It’s also possible that home test kits will be misused or misconstrued, as when a user derives a false sense of confidence following a negative test result despite warnings that a negative result does not mean that there is no risk that the individual is infected or contagious.
It must also be noted that emergency use authorizations often afford a temporary relaxation of manufacturing quality and inspection requirements in the interests of speeding the delivery of needed therapeutics or diagnostics to consumers.

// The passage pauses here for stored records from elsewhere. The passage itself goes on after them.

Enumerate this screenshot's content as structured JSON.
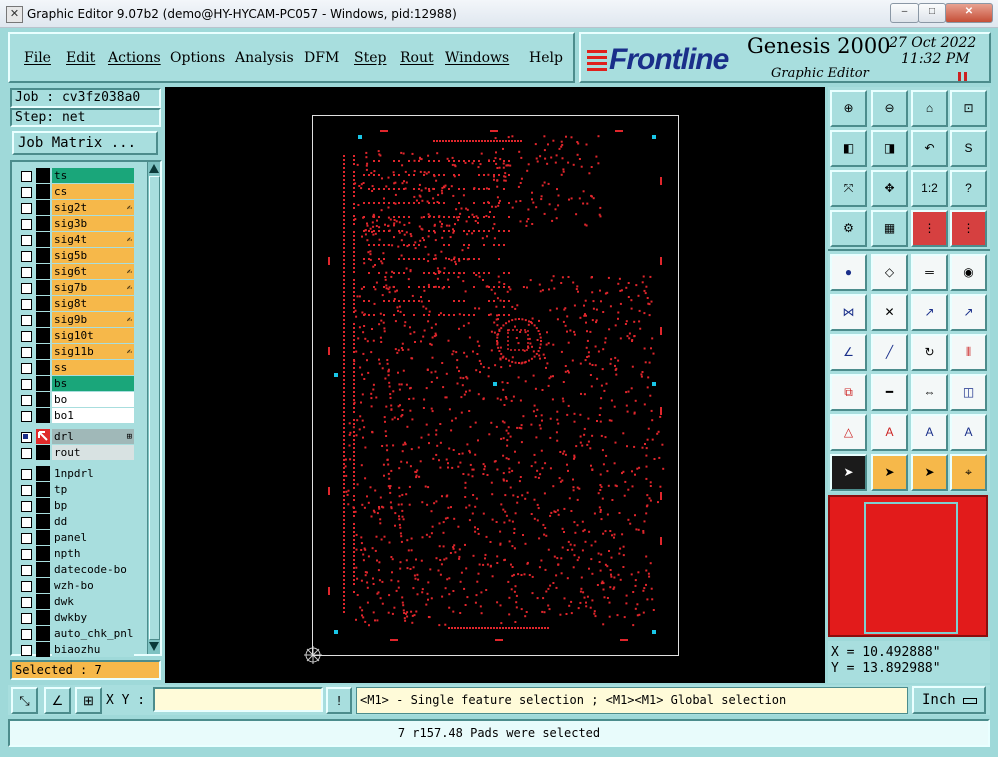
{
  "window": {
    "title": "Graphic Editor 9.07b2 (demo@HY-HYCAM-PC057 - Windows, pid:12988)",
    "min": "–",
    "max": "□",
    "close": "✕"
  },
  "menu": [
    {
      "label": "File"
    },
    {
      "label": "Edit"
    },
    {
      "label": "Actions"
    },
    {
      "label": "Options"
    },
    {
      "label": "Analysis"
    },
    {
      "label": "DFM"
    },
    {
      "label": "Step"
    },
    {
      "label": "Rout"
    },
    {
      "label": "Windows"
    },
    {
      "label": "Help"
    }
  ],
  "brand": {
    "logo": "Frontline",
    "product": "Genesis 2000",
    "subtitle": "Graphic Editor",
    "date": "27 Oct 2022",
    "time": "11:32 PM"
  },
  "job": {
    "job_label": "Job : cv3fz038a0",
    "step_label": "Step: net",
    "matrix_button": "Job Matrix ..."
  },
  "layers": [
    {
      "name": "ts",
      "color": "#1aa67a",
      "signal": false
    },
    {
      "name": "cs",
      "color": "#f6b84a",
      "signal": false
    },
    {
      "name": "sig2t",
      "color": "#f6b84a",
      "signal": true
    },
    {
      "name": "sig3b",
      "color": "#f6b84a",
      "signal": false
    },
    {
      "name": "sig4t",
      "color": "#f6b84a",
      "signal": true
    },
    {
      "name": "sig5b",
      "color": "#f6b84a",
      "signal": false
    },
    {
      "name": "sig6t",
      "color": "#f6b84a",
      "signal": true
    },
    {
      "name": "sig7b",
      "color": "#f6b84a",
      "signal": true
    },
    {
      "name": "sig8t",
      "color": "#f6b84a",
      "signal": false
    },
    {
      "name": "sig9b",
      "color": "#f6b84a",
      "signal": true
    },
    {
      "name": "sig10t",
      "color": "#f6b84a",
      "signal": false
    },
    {
      "name": "sig11b",
      "color": "#f6b84a",
      "signal": true
    },
    {
      "name": "ss",
      "color": "#f6b84a",
      "signal": false
    },
    {
      "name": "bs",
      "color": "#1aa67a",
      "signal": false
    },
    {
      "name": "bo",
      "color": "#ffffff",
      "signal": false
    },
    {
      "name": "bo1",
      "color": "#ffffff",
      "signal": false
    },
    {
      "name": "drl",
      "color": "#a0b8b8",
      "signal": false,
      "active": true
    },
    {
      "name": "rout",
      "color": "#d8e2e2",
      "signal": false
    },
    {
      "name": "1npdrl",
      "color": "#a8dede",
      "signal": false
    },
    {
      "name": "tp",
      "color": "#a8dede",
      "signal": false
    },
    {
      "name": "bp",
      "color": "#a8dede",
      "signal": false
    },
    {
      "name": "dd",
      "color": "#a8dede",
      "signal": false
    },
    {
      "name": "panel",
      "color": "#a8dede",
      "signal": false
    },
    {
      "name": "npth",
      "color": "#a8dede",
      "signal": false
    },
    {
      "name": "datecode-bo",
      "color": "#a8dede",
      "signal": false
    },
    {
      "name": "wzh-bo",
      "color": "#a8dede",
      "signal": false
    },
    {
      "name": "dwk",
      "color": "#a8dede",
      "signal": false
    },
    {
      "name": "dwkby",
      "color": "#a8dede",
      "signal": false
    },
    {
      "name": "auto_chk_pnl",
      "color": "#a8dede",
      "signal": false
    },
    {
      "name": "biaozhu",
      "color": "#a8dede",
      "signal": false
    }
  ],
  "selected_label": "Selected : 7",
  "tools": {
    "ratio_label": "1:2",
    "help_label": "?",
    "icons": [
      "zoom-in-icon",
      "zoom-out-icon",
      "home-icon",
      "zoom-window-icon",
      "pan-left-icon",
      "pan-right-icon",
      "undo-view-icon",
      "redraw-icon",
      "fit-icon",
      "center-icon",
      "ratio-icon",
      "help-icon",
      "settings-icon",
      "grid-icon",
      "layer-display-icon",
      "layer-display-2-icon",
      "add-pad-icon",
      "add-shape-icon",
      "measure-icon",
      "pad-icon",
      "connect-icon",
      "delete-feature-icon",
      "move-icon",
      "move-2-icon",
      "line-icon",
      "slash-icon",
      "rotate-icon",
      "mirror-icon",
      "copy-icon",
      "break-icon",
      "resize-icon",
      "group-icon",
      "angle-icon",
      "text-icon",
      "text-2-icon",
      "text-3-icon",
      "select-arrow-icon",
      "select-box-icon",
      "select-arrow-2-icon",
      "snap-icon"
    ]
  },
  "coords": {
    "x": "X = 10.492888\"",
    "y": "Y = 13.892988\""
  },
  "xy": {
    "label": "X Y :",
    "value": ""
  },
  "hint": "<M1> - Single feature selection ; <M1><M1> Global selection",
  "units": "Inch",
  "status": "7 r157.48 Pads were selected"
}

As manufacturers rush to deliver millions of these tests, there’s no assurance that quality won’t slip.
Although critics of the decision to underwrite the Ellume kit with substantial federal investment make some solid points about cost and complexity, from the standpoint of generating evidence on the effectiveness of home Covid-19 testing I believe that the Biden administration has made the right choice under the circumstances. By selecting a digital, internet-enabled option, public health experts will be able to take advantage of a greatly enhanced capability to assess the usefulness of home testing during the pandemic than are possible with cheaper options — options that potentially offer more privacy but provide far less opportunity for detailed assessment of the impact of home testing as a public health intervention.
Debate about the utility of home Covid-19 testing will persist until the number of knowns exceed the number of unknowns. By investing in a home testing platform that automates data collection and reporting, the Biden administration has given us a head start in understanding the uptake, utility, and eventually the public good of these emerging technologies.
Eric D. Perakslis is a researcher and the chief science and digital officer at the Duke Clinical Research Institute, a faculty member in population health sciences at Duke University School of Medicine, and a lecturer in biomedical informatics at Harvard Medical School.